▶ _Supplied material_:

---------------

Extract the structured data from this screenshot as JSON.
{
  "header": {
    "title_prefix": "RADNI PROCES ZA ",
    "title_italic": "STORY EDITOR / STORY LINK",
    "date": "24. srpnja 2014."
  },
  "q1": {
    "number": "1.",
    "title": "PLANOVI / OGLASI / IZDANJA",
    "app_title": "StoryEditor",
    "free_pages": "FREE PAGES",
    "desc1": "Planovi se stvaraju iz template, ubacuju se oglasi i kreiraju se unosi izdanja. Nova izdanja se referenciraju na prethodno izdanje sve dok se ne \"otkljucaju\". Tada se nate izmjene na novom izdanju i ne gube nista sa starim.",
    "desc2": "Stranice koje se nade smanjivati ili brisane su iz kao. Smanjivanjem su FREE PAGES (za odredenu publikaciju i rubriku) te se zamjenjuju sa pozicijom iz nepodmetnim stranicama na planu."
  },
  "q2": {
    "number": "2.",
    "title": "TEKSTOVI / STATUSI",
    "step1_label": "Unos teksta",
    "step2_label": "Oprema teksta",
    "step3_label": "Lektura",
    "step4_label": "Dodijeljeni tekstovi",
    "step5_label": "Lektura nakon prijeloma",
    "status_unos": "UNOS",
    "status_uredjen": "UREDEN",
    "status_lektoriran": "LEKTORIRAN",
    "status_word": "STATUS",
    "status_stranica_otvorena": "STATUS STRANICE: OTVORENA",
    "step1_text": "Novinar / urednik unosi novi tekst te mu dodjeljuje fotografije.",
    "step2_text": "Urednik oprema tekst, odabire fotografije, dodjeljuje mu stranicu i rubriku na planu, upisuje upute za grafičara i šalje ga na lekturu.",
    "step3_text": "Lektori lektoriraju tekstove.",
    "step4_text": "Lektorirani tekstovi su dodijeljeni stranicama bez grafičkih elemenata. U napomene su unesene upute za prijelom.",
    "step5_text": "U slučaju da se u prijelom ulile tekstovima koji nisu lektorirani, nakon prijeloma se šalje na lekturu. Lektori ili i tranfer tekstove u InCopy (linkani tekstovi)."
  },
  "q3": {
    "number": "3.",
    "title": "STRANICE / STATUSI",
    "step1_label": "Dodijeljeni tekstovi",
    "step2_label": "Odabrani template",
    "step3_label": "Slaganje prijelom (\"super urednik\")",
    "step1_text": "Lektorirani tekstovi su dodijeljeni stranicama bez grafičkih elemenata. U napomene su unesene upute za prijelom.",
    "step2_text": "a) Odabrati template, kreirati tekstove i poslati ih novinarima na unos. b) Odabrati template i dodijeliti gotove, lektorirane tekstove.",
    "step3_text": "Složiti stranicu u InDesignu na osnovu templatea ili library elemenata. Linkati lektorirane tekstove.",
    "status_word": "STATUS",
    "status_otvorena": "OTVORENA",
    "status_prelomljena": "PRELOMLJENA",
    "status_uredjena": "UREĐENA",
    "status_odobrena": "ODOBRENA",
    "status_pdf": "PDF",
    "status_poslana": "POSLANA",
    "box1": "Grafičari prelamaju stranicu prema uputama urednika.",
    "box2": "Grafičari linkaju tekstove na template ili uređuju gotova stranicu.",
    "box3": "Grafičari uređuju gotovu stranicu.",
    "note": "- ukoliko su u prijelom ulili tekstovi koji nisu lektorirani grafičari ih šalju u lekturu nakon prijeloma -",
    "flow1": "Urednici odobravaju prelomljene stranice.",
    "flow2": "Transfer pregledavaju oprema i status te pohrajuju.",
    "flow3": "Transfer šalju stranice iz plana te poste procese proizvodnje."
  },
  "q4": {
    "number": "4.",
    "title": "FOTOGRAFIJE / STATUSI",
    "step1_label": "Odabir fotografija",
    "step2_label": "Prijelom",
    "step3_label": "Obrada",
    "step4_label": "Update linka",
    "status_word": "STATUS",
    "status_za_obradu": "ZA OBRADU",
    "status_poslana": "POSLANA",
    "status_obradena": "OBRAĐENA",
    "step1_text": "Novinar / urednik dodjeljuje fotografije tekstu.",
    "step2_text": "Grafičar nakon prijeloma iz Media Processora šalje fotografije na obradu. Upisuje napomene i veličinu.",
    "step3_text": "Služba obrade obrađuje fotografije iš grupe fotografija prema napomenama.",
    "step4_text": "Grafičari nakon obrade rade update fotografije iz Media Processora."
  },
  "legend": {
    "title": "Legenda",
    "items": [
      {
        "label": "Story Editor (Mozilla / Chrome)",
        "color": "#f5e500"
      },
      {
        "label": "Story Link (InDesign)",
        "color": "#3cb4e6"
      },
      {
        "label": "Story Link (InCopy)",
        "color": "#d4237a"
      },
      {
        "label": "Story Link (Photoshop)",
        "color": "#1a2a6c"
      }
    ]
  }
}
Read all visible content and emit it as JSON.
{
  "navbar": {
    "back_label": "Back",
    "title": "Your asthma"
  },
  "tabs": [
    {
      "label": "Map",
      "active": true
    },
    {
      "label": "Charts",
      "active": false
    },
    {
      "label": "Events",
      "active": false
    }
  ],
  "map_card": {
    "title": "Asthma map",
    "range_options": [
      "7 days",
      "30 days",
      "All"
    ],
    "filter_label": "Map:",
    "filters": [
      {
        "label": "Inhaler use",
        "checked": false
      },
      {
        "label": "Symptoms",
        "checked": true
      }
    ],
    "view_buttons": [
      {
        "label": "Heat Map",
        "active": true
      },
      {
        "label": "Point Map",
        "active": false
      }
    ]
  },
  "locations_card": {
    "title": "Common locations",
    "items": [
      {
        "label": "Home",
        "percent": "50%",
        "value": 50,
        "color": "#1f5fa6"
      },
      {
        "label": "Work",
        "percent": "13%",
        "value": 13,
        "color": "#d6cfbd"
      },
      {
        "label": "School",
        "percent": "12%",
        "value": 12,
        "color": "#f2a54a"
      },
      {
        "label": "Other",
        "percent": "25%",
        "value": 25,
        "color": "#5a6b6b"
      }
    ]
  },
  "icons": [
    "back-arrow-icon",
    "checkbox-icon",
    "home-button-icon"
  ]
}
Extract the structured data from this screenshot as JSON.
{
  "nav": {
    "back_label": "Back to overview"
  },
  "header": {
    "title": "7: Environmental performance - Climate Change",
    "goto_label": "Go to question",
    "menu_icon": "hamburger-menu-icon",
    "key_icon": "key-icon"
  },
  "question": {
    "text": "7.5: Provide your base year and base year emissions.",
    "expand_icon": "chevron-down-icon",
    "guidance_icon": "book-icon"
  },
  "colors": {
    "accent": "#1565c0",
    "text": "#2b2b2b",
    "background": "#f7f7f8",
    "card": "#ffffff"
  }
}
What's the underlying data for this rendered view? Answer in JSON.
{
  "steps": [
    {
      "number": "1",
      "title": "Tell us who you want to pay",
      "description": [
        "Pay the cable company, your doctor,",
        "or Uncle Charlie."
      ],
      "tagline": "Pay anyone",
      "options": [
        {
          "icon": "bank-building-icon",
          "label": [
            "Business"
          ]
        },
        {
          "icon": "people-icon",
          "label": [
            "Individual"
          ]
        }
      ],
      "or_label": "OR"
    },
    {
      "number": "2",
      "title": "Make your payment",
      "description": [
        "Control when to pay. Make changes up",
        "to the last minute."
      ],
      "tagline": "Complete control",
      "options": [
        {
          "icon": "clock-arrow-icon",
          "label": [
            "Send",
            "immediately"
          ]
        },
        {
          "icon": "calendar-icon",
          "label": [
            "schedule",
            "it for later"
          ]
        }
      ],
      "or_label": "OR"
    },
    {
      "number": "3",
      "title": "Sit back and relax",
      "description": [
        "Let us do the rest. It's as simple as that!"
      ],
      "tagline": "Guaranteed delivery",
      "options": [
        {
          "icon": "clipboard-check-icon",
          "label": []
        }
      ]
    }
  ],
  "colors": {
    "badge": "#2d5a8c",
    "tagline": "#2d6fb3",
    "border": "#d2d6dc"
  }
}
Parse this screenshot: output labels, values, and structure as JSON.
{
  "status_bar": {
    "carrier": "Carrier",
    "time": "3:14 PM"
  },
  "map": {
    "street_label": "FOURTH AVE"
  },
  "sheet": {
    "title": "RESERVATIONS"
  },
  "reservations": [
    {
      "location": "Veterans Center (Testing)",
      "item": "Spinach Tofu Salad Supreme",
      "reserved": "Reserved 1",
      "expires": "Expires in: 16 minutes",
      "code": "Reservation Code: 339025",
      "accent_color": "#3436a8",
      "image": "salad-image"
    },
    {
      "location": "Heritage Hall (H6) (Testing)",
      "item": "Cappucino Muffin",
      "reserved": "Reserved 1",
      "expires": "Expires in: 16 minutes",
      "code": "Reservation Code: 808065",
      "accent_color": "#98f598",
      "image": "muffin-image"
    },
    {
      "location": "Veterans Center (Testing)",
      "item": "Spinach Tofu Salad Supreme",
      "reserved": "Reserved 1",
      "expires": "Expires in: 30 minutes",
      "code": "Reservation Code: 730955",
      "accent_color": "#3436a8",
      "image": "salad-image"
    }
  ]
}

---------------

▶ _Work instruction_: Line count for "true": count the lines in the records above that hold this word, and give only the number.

▶ _Final answer_: 3